# [Problem]
Your answer should be the lines of the listing that contain the word "handle".

# [Records for this task]
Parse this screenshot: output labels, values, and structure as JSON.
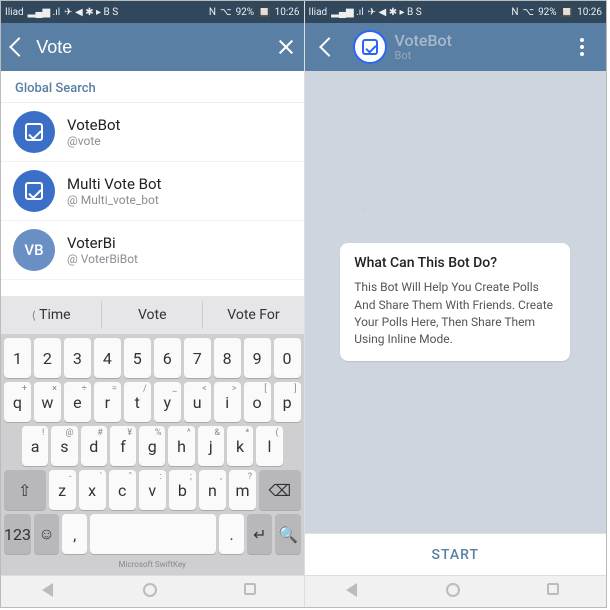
{
  "status": {
    "carrier": "Iliad",
    "signal_icons": "▂▄▆ .ıl",
    "extra_icons": "✈ ◀ ✱ ▸ B S",
    "nfc": "N",
    "bt": "⌥",
    "battery": "92%",
    "time": "10:26"
  },
  "left": {
    "search_value": "Vote",
    "section": "Global Search",
    "results": [
      {
        "name": "VoteBot",
        "handle": "@vote",
        "avatar_type": "checkbox",
        "avatar_text": ""
      },
      {
        "name": "Multi Vote Bot",
        "handle": "@ Multi_vote_bot",
        "avatar_type": "checkbox",
        "avatar_text": ""
      },
      {
        "name": "VoterBi",
        "handle": "@ VoterBiBot",
        "avatar_type": "initials",
        "avatar_text": "VB"
      }
    ],
    "suggestions": [
      "Time",
      "Vote",
      "Vote For"
    ],
    "keyboard": {
      "row_num": [
        "1",
        "2",
        "3",
        "4",
        "5",
        "6",
        "7",
        "8",
        "9",
        "0"
      ],
      "row1": [
        {
          "m": "q",
          "t": "+"
        },
        {
          "m": "w",
          "t": "×"
        },
        {
          "m": "e",
          "t": "÷"
        },
        {
          "m": "r",
          "t": "="
        },
        {
          "m": "t",
          "t": "/"
        },
        {
          "m": "y",
          "t": "_"
        },
        {
          "m": "u",
          "t": "<"
        },
        {
          "m": "i",
          "t": ">"
        },
        {
          "m": "o",
          "t": "["
        },
        {
          "m": "p",
          "t": "]"
        }
      ],
      "row2": [
        {
          "m": "a",
          "t": "!"
        },
        {
          "m": "s",
          "t": "@"
        },
        {
          "m": "d",
          "t": "#"
        },
        {
          "m": "f",
          "t": "¥"
        },
        {
          "m": "g",
          "t": "%"
        },
        {
          "m": "h",
          "t": "^"
        },
        {
          "m": "j",
          "t": "&"
        },
        {
          "m": "k",
          "t": "*"
        },
        {
          "m": "l",
          "t": "("
        }
      ],
      "row3": [
        {
          "m": "z",
          "t": "-"
        },
        {
          "m": "x",
          "t": "'"
        },
        {
          "m": "c",
          "t": "\""
        },
        {
          "m": "v",
          "t": ":"
        },
        {
          "m": "b",
          "t": ";"
        },
        {
          "m": "n",
          "t": ","
        },
        {
          "m": "m",
          "t": "?"
        }
      ],
      "sym_key": "123",
      "brand": "Microsoft SwiftKey",
      "search_glyph": "🔍",
      "shift_glyph": "⇧",
      "bksp_glyph": "⌫",
      "emoji_glyph": "☺",
      "enter_glyph": "↵",
      "space_label": " ",
      "punct1": ",",
      "punct2": "."
    }
  },
  "right": {
    "title": "VoteBot",
    "subtitle": "Bot",
    "bubble_title": "What Can This Bot Do?",
    "bubble_body": "This Bot Will Help You Create Polls And Share Them With Friends. Create Your Polls Here, Then Share Them Using Inline Mode.",
    "start": "START"
  }
}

# [Reply]
        "handle": "@vote",
        "handle": "@ Multi_vote_bot",
        "handle": "@ VoterBiBot",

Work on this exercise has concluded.